You remember her, right? The rather, um, buxom woman who married millionaire J. Howard Marshall who was a mere 62 years older that Smith. Besides her physical attributes and the marriage to the 89-year-old Marshall, Smith is best remembered from her reality show where she usually appeared mentally altered by some unknown substance or substances. The suspicions about her drug use were more or less confirmed when Smith died of a drug overdose in 1999.
Anyway, some opera writer who is always in the market for a little controversy (and a little publicity) has Anna Nicole - the Opera running in London, and the initial reviews were actually mostly good. After all, operas don't have happy endings, do they? (I'm really asking. I don't have season tickets to the Met.) So a tragic star with a tragic end makes for a good story, opera-wise. Of course, when the subject of your opera is a former Playboy Playmate of the Year (so I'm told), then the presentation itself may just steam up a pair of opera glasses. But controversy sells tickets, and opera's creator seems to be a man who enjoys money.
And what a surprise to me that this guy is not only capitalizing on the trainwreck that was Anna Nicole Smith, but he also was a co-creator of an opera in the early 1990s about former Cincinnati mayor and talk show host, Jerry Springer! No word on whether or not members of the upper crust in the theater began chanting, "Jer-ry, Jer-ry, Jer-ry!' during the libretto.

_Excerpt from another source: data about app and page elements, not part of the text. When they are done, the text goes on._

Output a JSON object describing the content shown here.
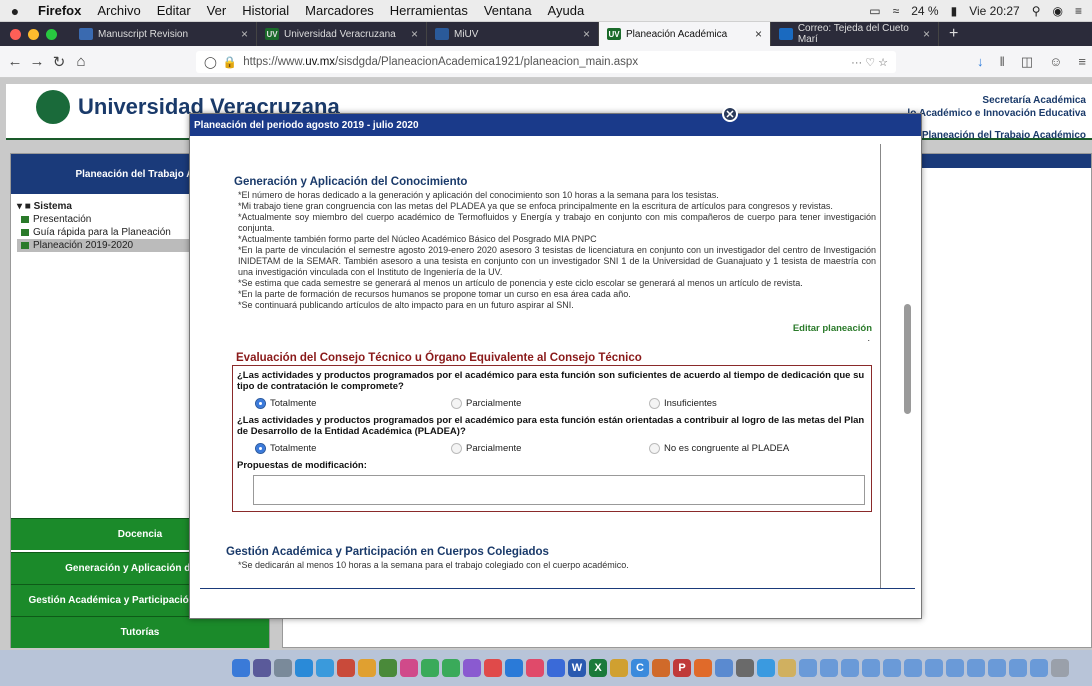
{
  "menubar": {
    "apple": "",
    "items": [
      "Firefox",
      "Archivo",
      "Editar",
      "Ver",
      "Historial",
      "Marcadores",
      "Herramientas",
      "Ventana",
      "Ayuda"
    ],
    "battery": "24 %",
    "clock": "Vie 20:27"
  },
  "tabs": [
    {
      "label": "Manuscript Revision",
      "fav": "",
      "favbg": "#3a6ab0"
    },
    {
      "label": "Universidad Veracruzana",
      "fav": "UV",
      "favbg": "#1a6a2a"
    },
    {
      "label": "MiUV",
      "fav": "",
      "favbg": "#2a5a9a"
    },
    {
      "label": "Planeación Académica",
      "fav": "UV",
      "favbg": "#1a6a2a"
    },
    {
      "label": "Correo: Tejeda del Cueto Marí",
      "fav": "",
      "favbg": "#1a6ac0"
    }
  ],
  "active_tab": 3,
  "url": {
    "prefix": "https://www.",
    "domain": "uv.mx",
    "path": "/sisdgda/PlaneacionAcademica1921/planeacion_main.aspx",
    "extra": "··· ♡ ☆"
  },
  "header": {
    "university": "Universidad Veracruzana",
    "sec_line1": "Secretaría Académica",
    "sec_line2": "lo Académico e Innovación Educativa",
    "sec_line3": "Planeación del Trabajo Académico"
  },
  "left": {
    "title": "Planeación del Trabajo Aca",
    "root": "Sistema",
    "items": [
      "Presentación",
      "Guía rápida para la Planeación",
      "Planeación 2019-2020"
    ],
    "buttons": [
      "Docencia",
      "Generación y Aplicación del Co",
      "Gestión Académica y Participación Colegiados",
      "Tutorías"
    ]
  },
  "modal": {
    "title": "Planeación del periodo agosto 2019 - julio 2020",
    "close": "✕",
    "gac_heading": "Generación y Aplicación del Conocimiento",
    "gac_lines": [
      "*El número de horas dedicado a la generación y aplicación del conocimiento son 10 horas a la semana para los tesistas.",
      "*Mi trabajo tiene gran congruencia con las metas del PLADEA ya que se enfoca principalmente en la escritura de artículos para congresos y revistas.",
      "*Actualmente soy miembro del cuerpo académico de Termofluidos y Energía y trabajo en conjunto con mis compañeros de cuerpo para tener investigación conjunta.",
      "*Actualmente también formo parte del Núcleo Académico Básico del Posgrado MIA PNPC",
      "*En la parte de vinculación el semestre agosto 2019-enero 2020 asesoro 3 tesistas de licenciatura en conjunto con un investigador del centro de Investigación INIDETAM de la SEMAR. También asesoro a una tesista en conjunto con un investigador SNI 1 de la Universidad de Guanajuato y 1 tesista de maestría con una investigación vinculada con el Instituto de Ingeniería de la UV.",
      "*Se estima que cada semestre se generará al menos un artículo de ponencia y este ciclo escolar se generará al menos un artículo de revista.",
      "*En la parte de formación de recursos humanos se propone tomar un curso en esa área cada año.",
      "*Se continuará publicando artículos de alto impacto para en un futuro aspirar al SNI."
    ],
    "edit_link": "Editar planeación",
    "dot": ".",
    "eval_heading": "Evaluación del Consejo Técnico u Órgano Equivalente al Consejo Técnico",
    "q1": "¿Las actividades y productos programados por el académico para esta función son suficientes de acuerdo al tiempo de dedicación que su tipo de contratación le compromete?",
    "q1_opts": [
      "Totalmente",
      "Parcialmente",
      "Insuficientes"
    ],
    "q2": "¿Las actividades y productos programados por el académico para esta función están orientadas a contribuir al logro de las metas del Plan de Desarrollo de la Entidad Académica (PLADEA)?",
    "q2_opts": [
      "Totalmente",
      "Parcialmente",
      "No es congruente al PLADEA"
    ],
    "proposals_label": "Propuestas de modificación:",
    "gestion_heading": "Gestión Académica y Participación en Cuerpos Colegiados",
    "gestion_line": "*Se dedicarán al menos 10 horas a la semana para el trabajo colegiado con el cuerpo académico."
  }
}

With this trend already setting the opera world on it's collective ear, I think the high class crowd may be ready for my idea -- Charlie Sheen - the Opera. Picture the 'Two and a Half Men' co-star setting his views on curing oneself from alcoholism and his need to stop pretending he isn't a total rock star all to music. Not just any music, my friends. Opera. Imagine the operatic version of Sheen and his two female co-leads running amok through scene after scene of parties, strippers and car chases. (I'm not exactly sure how to stage the chase scenes just yet.) Imagine the delight of the audience as the many rants that have been a part of nearly every television interview show over the past two weeks are turned to melodic interpretations of classical themes. (Either that or have him sing 'Smoke on the Water.' Be patient with me. I'm still developing this idea.)
But as the creator of an opera about Charlie Sheen, the problem comes at the end. How does the story end? Where am I going to find a fat lady in Sheen's life to do some singing? And does the trainwreck that is Charlie Sheen end in total disaster or in redemption? I guess I'll have to keep my television on and find out.